Return the listing below exactly, with the pictures dropped.

────────────────────

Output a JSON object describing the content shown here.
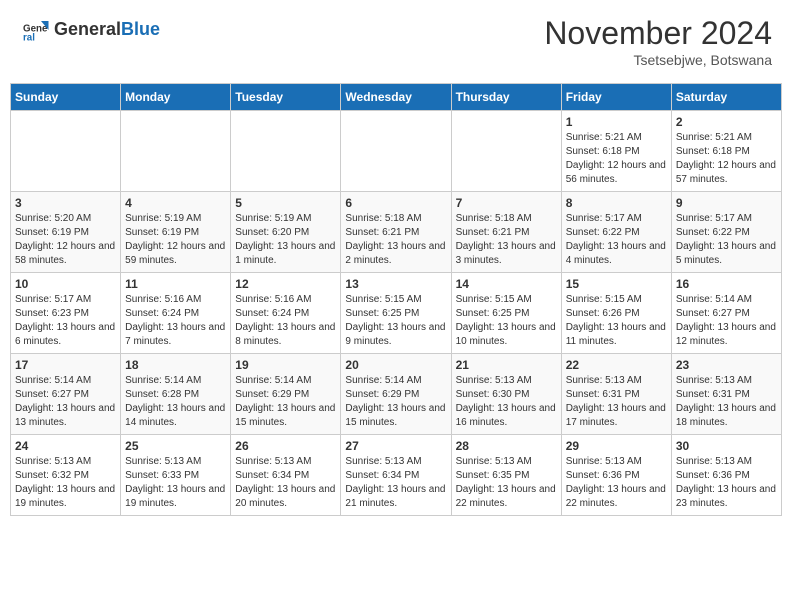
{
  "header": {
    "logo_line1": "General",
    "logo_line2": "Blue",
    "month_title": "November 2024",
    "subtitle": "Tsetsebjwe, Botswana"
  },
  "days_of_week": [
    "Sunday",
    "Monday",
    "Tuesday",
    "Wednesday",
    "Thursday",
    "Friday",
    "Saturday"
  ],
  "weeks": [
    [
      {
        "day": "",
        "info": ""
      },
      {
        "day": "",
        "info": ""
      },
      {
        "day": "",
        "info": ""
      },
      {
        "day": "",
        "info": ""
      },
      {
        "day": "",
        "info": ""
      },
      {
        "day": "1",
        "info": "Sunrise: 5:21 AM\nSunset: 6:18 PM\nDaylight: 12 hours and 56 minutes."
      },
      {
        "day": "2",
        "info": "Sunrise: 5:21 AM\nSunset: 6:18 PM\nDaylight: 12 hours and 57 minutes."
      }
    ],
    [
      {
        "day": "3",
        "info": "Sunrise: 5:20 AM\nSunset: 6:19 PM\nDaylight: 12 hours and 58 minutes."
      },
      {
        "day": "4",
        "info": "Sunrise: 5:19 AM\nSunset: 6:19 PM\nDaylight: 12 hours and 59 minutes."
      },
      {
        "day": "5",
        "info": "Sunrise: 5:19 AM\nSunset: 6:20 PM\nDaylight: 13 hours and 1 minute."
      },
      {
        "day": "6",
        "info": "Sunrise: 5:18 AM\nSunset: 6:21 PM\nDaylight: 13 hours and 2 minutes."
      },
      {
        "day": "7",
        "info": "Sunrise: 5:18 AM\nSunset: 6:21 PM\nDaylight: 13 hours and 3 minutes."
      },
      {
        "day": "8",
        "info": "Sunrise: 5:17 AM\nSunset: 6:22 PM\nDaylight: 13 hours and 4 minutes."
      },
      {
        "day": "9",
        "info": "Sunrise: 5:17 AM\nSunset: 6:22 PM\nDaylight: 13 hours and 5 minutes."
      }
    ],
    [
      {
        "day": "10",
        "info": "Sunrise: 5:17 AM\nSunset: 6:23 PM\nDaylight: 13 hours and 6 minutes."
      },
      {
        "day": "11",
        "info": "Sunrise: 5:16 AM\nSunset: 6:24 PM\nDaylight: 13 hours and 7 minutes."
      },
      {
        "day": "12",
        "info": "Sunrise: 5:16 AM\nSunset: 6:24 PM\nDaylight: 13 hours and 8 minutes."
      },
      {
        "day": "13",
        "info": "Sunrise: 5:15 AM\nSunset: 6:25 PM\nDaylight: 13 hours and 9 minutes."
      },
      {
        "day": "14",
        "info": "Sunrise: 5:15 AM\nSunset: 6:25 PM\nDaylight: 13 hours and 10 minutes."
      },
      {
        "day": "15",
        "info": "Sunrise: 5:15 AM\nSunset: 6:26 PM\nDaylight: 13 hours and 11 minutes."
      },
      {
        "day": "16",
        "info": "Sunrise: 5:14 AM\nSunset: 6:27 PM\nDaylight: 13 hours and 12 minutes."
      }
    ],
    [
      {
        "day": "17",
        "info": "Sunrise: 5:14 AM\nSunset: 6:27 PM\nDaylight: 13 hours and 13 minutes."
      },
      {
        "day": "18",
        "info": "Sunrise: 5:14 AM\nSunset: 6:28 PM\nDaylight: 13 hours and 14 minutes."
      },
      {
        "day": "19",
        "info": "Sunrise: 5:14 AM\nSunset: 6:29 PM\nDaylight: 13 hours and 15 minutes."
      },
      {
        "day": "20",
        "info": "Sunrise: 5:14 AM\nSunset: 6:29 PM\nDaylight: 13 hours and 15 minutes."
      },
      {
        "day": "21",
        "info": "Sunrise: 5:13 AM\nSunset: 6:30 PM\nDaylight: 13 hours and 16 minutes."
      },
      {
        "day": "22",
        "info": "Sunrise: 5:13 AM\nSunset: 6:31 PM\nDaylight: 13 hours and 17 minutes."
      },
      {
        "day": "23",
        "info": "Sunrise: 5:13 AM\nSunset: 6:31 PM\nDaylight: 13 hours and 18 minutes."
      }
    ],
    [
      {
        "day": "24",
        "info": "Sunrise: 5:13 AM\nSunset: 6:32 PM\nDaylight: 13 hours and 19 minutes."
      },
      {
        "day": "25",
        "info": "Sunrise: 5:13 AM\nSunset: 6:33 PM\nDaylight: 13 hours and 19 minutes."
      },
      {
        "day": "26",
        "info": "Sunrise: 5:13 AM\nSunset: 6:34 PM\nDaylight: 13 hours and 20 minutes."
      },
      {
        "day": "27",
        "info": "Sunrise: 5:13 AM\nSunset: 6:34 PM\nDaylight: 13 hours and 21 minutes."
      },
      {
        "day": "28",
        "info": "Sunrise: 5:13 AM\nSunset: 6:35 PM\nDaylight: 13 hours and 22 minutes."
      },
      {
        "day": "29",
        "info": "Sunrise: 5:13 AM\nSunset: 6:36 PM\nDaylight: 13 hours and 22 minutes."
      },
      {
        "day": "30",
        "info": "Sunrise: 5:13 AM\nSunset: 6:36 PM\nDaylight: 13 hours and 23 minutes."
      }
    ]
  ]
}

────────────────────

## Output
Output a JSON object describing the content shown here.
{
  "header": {
    "logo_line1": "General",
    "logo_line2": "Blue",
    "month_title": "November 2024",
    "subtitle": "Tsetsebjwe, Botswana"
  },
  "days_of_week": [
    "Sunday",
    "Monday",
    "Tuesday",
    "Wednesday",
    "Thursday",
    "Friday",
    "Saturday"
  ],
  "weeks": [
    [
      {
        "day": "",
        "info": ""
      },
      {
        "day": "",
        "info": ""
      },
      {
        "day": "",
        "info": ""
      },
      {
        "day": "",
        "info": ""
      },
      {
        "day": "",
        "info": ""
      },
      {
        "day": "1",
        "info": "Sunrise: 5:21 AM\nSunset: 6:18 PM\nDaylight: 12 hours and 56 minutes."
      },
      {
        "day": "2",
        "info": "Sunrise: 5:21 AM\nSunset: 6:18 PM\nDaylight: 12 hours and 57 minutes."
      }
    ],
    [
      {
        "day": "3",
        "info": "Sunrise: 5:20 AM\nSunset: 6:19 PM\nDaylight: 12 hours and 58 minutes."
      },
      {
        "day": "4",
        "info": "Sunrise: 5:19 AM\nSunset: 6:19 PM\nDaylight: 12 hours and 59 minutes."
      },
      {
        "day": "5",
        "info": "Sunrise: 5:19 AM\nSunset: 6:20 PM\nDaylight: 13 hours and 1 minute."
      },
      {
        "day": "6",
        "info": "Sunrise: 5:18 AM\nSunset: 6:21 PM\nDaylight: 13 hours and 2 minutes."
      },
      {
        "day": "7",
        "info": "Sunrise: 5:18 AM\nSunset: 6:21 PM\nDaylight: 13 hours and 3 minutes."
      },
      {
        "day": "8",
        "info": "Sunrise: 5:17 AM\nSunset: 6:22 PM\nDaylight: 13 hours and 4 minutes."
      },
      {
        "day": "9",
        "info": "Sunrise: 5:17 AM\nSunset: 6:22 PM\nDaylight: 13 hours and 5 minutes."
      }
    ],
    [
      {
        "day": "10",
        "info": "Sunrise: 5:17 AM\nSunset: 6:23 PM\nDaylight: 13 hours and 6 minutes."
      },
      {
        "day": "11",
        "info": "Sunrise: 5:16 AM\nSunset: 6:24 PM\nDaylight: 13 hours and 7 minutes."
      },
      {
        "day": "12",
        "info": "Sunrise: 5:16 AM\nSunset: 6:24 PM\nDaylight: 13 hours and 8 minutes."
      },
      {
        "day": "13",
        "info": "Sunrise: 5:15 AM\nSunset: 6:25 PM\nDaylight: 13 hours and 9 minutes."
      },
      {
        "day": "14",
        "info": "Sunrise: 5:15 AM\nSunset: 6:25 PM\nDaylight: 13 hours and 10 minutes."
      },
      {
        "day": "15",
        "info": "Sunrise: 5:15 AM\nSunset: 6:26 PM\nDaylight: 13 hours and 11 minutes."
      },
      {
        "day": "16",
        "info": "Sunrise: 5:14 AM\nSunset: 6:27 PM\nDaylight: 13 hours and 12 minutes."
      }
    ],
    [
      {
        "day": "17",
        "info": "Sunrise: 5:14 AM\nSunset: 6:27 PM\nDaylight: 13 hours and 13 minutes."
      },
      {
        "day": "18",
        "info": "Sunrise: 5:14 AM\nSunset: 6:28 PM\nDaylight: 13 hours and 14 minutes."
      },
      {
        "day": "19",
        "info": "Sunrise: 5:14 AM\nSunset: 6:29 PM\nDaylight: 13 hours and 15 minutes."
      },
      {
        "day": "20",
        "info": "Sunrise: 5:14 AM\nSunset: 6:29 PM\nDaylight: 13 hours and 15 minutes."
      },
      {
        "day": "21",
        "info": "Sunrise: 5:13 AM\nSunset: 6:30 PM\nDaylight: 13 hours and 16 minutes."
      },
      {
        "day": "22",
        "info": "Sunrise: 5:13 AM\nSunset: 6:31 PM\nDaylight: 13 hours and 17 minutes."
      },
      {
        "day": "23",
        "info": "Sunrise: 5:13 AM\nSunset: 6:31 PM\nDaylight: 13 hours and 18 minutes."
      }
    ],
    [
      {
        "day": "24",
        "info": "Sunrise: 5:13 AM\nSunset: 6:32 PM\nDaylight: 13 hours and 19 minutes."
      },
      {
        "day": "25",
        "info": "Sunrise: 5:13 AM\nSunset: 6:33 PM\nDaylight: 13 hours and 19 minutes."
      },
      {
        "day": "26",
        "info": "Sunrise: 5:13 AM\nSunset: 6:34 PM\nDaylight: 13 hours and 20 minutes."
      },
      {
        "day": "27",
        "info": "Sunrise: 5:13 AM\nSunset: 6:34 PM\nDaylight: 13 hours and 21 minutes."
      },
      {
        "day": "28",
        "info": "Sunrise: 5:13 AM\nSunset: 6:35 PM\nDaylight: 13 hours and 22 minutes."
      },
      {
        "day": "29",
        "info": "Sunrise: 5:13 AM\nSunset: 6:36 PM\nDaylight: 13 hours and 22 minutes."
      },
      {
        "day": "30",
        "info": "Sunrise: 5:13 AM\nSunset: 6:36 PM\nDaylight: 13 hours and 23 minutes."
      }
    ]
  ]
}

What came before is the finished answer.